Task directions: Scan the data, and whenever a line contains "Projetos", copy it.

Dataset rows for apps and sites:
*** Begin section ***

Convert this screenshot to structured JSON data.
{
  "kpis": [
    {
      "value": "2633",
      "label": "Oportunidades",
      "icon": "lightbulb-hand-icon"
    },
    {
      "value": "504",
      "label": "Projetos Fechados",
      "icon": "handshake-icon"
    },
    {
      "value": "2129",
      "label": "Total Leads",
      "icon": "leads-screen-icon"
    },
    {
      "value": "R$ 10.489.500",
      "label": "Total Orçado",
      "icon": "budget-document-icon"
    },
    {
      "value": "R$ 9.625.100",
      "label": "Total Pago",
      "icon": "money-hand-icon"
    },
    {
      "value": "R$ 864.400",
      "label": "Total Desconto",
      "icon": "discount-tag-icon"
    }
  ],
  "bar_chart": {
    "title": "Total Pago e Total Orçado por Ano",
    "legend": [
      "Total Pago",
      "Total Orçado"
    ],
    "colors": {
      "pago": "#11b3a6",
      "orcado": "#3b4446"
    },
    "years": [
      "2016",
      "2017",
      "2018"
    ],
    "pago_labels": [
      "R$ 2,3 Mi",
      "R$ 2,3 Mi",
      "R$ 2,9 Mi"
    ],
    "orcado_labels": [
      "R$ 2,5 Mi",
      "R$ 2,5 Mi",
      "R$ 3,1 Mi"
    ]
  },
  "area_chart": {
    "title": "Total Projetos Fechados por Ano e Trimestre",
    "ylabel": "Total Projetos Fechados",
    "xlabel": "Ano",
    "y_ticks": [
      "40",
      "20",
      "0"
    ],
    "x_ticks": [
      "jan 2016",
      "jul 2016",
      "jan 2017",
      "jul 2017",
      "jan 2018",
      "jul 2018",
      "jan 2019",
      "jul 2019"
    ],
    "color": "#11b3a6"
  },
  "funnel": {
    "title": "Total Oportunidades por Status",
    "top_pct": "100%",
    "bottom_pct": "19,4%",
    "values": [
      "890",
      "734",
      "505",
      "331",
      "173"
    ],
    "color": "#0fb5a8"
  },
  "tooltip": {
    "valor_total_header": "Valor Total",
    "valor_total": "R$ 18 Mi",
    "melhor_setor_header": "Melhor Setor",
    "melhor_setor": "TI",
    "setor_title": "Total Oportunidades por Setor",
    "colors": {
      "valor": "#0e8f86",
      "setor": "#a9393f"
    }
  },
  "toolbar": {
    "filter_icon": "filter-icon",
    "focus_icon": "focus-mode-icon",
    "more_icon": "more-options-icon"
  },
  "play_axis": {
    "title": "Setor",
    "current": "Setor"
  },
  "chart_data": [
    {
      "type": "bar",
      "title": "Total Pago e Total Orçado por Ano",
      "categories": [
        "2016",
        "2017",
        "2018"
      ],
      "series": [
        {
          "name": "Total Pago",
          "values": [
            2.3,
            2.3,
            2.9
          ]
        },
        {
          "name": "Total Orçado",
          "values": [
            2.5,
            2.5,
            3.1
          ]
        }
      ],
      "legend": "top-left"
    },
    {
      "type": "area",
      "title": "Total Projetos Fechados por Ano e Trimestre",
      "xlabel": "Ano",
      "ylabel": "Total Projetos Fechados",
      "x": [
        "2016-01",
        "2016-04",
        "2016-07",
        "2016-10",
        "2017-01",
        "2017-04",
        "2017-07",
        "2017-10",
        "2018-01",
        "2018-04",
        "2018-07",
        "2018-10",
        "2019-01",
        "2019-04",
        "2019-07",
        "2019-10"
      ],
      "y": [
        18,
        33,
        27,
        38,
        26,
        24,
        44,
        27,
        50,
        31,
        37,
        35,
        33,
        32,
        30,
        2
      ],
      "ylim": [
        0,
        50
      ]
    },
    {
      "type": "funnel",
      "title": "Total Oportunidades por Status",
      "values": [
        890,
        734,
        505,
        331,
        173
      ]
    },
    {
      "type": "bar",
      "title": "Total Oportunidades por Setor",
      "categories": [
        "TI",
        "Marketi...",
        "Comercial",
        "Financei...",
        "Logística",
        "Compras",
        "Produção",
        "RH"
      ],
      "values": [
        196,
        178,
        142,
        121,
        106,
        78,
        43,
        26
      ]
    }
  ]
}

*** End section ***

Exercise solution:
      "label": "Projetos Fechados",
    "title": "Total Projetos Fechados por Ano e Trimestre",
    "ylabel": "Total Projetos Fechados",
      "title": "Total Projetos Fechados por Ano e Trimestre",
      "ylabel": "Total Projetos Fechados",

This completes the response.